Storekeeper Will Rankin goes over the store's books one evening when he is confronted with a ghost -- well, actually, some dude in a white sheet, but Rankin's is a pretty suggestable sort. Rankin collapse in horror as the ghost escapes, mounting a horse and disappearing into the night, the only witness: Loco Mike, the town drunk. The next morning, Rankin is found in his office, dead of a supposed heart attack. As Rex Barton (the Phantom Ranger's junior deputy) and the sheriff aer kineeling over the corpse, word comes that Harry Coffin, Rankin's close friend and the owner of the town's funeral parlor, has also died, also of a supposed heart attack. Both men had had physical checkups only the month before and both were found to have healthy hearts. And then there are the strange wounds found on each victim's neck...The following, Loco Mike is found dead, also of a heart attack and also with a wound on his throat.

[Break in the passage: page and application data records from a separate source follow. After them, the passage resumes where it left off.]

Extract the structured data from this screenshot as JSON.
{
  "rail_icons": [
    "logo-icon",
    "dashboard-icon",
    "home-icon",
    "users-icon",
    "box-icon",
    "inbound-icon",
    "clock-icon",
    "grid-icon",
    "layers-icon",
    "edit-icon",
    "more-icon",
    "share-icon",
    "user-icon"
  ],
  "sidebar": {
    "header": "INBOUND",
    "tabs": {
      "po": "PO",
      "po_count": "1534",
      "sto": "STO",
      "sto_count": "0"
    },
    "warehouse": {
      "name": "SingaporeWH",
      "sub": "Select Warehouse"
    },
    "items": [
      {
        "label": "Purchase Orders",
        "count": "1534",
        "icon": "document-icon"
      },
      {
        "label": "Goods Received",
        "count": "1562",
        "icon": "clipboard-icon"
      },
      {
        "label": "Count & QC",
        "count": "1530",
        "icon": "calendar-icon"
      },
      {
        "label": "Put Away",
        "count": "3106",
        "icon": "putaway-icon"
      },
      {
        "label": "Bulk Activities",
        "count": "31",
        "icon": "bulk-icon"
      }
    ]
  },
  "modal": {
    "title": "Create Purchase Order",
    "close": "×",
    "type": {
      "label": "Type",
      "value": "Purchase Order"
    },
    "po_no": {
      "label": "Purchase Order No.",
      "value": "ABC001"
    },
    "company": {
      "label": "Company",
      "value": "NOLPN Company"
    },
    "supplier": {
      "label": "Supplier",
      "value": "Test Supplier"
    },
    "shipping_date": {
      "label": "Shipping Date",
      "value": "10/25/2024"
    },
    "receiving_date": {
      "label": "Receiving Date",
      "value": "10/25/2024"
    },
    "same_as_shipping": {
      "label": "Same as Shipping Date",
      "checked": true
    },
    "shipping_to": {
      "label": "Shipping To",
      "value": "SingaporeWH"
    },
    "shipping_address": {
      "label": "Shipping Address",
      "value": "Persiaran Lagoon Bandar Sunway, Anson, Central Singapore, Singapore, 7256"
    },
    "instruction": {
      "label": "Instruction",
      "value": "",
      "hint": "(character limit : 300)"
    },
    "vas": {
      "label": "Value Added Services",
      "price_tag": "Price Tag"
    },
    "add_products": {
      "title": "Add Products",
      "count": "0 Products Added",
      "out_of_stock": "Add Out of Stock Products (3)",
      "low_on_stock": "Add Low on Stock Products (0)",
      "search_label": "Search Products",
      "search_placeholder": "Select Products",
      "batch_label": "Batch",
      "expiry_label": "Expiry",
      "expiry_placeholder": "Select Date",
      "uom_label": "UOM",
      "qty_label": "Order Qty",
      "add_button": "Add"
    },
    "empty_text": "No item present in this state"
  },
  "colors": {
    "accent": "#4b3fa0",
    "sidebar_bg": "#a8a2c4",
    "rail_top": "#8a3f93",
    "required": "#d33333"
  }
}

Rex figures it's time for the Phantom Ranger to investigate, but the sheriff laughs at the idea because "He ain't no mortal...he's only a legend." Ten years before, five people met at the Willow Creek Gold Mine. They killed Clem Starr, who had discovered the mine,, buried him in an old mine shaft, and stole the deeds to the property. Two of the five were Will Rankin and Harry Coffin. Now the surviving three are fearful that authorities will check out the mine and find Starr's body. Two of them commence to dig up Starr's body while the third, Todd Martin, goes off to prepare a new grave. Meanwhile, Indian smoke signeals alert the Phantom Rider that he is needed in Willow Creek. Racing toward town on his mighty stted, Silver Ghost, the Phantom Ranger hears a cry for help in the distance. He arrives to see the figure of the ghost over the just murdered body of Todd Martin, but the ghost manages to get away. Using his trailing skiils taught to him by the Navajo, the Phanton Ranger comes across the old mine where the ghost has pulled a gun on the two surviving murderers. The ghost claims to be Clem Starr, returned from the dead. But the Phantom Rider knows that the ghost cannot be Clem Starr because its freet are too small -- in fact, the ghost is a woman!

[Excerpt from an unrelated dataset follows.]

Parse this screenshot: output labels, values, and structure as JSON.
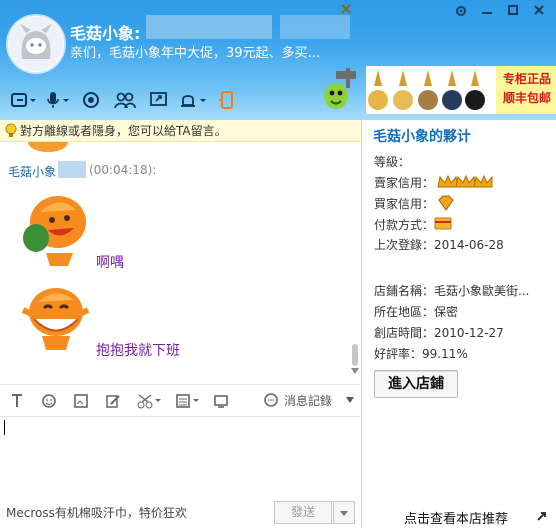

Yep, the ghost is Clem Starr's daughter, and she killed the others using darts "dipped in a deadly poison, which is used by many Indians in hunting...It causes the heart muscles to collapse. Death is instantaneous." As the Phantom Ranger tells Joan Starr that he is bringing her to the sheriff, the other two try make their excape. In the ensuing fight, the Phantom ranger is knocked down a deep mine shaft and presumably killed. Just make sure the two baddies drop an elevator car on him. With the Phantom Ranger out of the picture, the two can go to Willow Creek and say that Joan Starr killed the other three men, as well as her own father. Who's going to argue other wise?
The Phantom Ranger has been around for a couple of hundred years. You think a fall down a shaft and an elevator dropped on him would do any damage? The Phanto Ranger races to tow and confronts the bad men and justice is served. But what about Joan Strarr? You have to finish the story to find out.
You can read it here:
The Phantom Ranger was originally created by British-artist Jeff Wilkinson. The early issues were written by French writer Eddie Brooker. With issue #20, Peter Chapman took over the writing and artwork of the book for Australia's Frew Publications. The Phantom Ranger was a hit in Australia. The stories were reprinted in England and it comic book was the basis of an Australian radio show. Five series of the comic book were published:
- #1-13, from Frew Publications (1949-1950)
- #14-28, from Western Promotions (1950-1952)
- #29-109, from Frew Publications (1952-1958)
- #100-14?, from Tricho Publications (1958-1967)
- #15?-209, from Page Publications (1969-1973)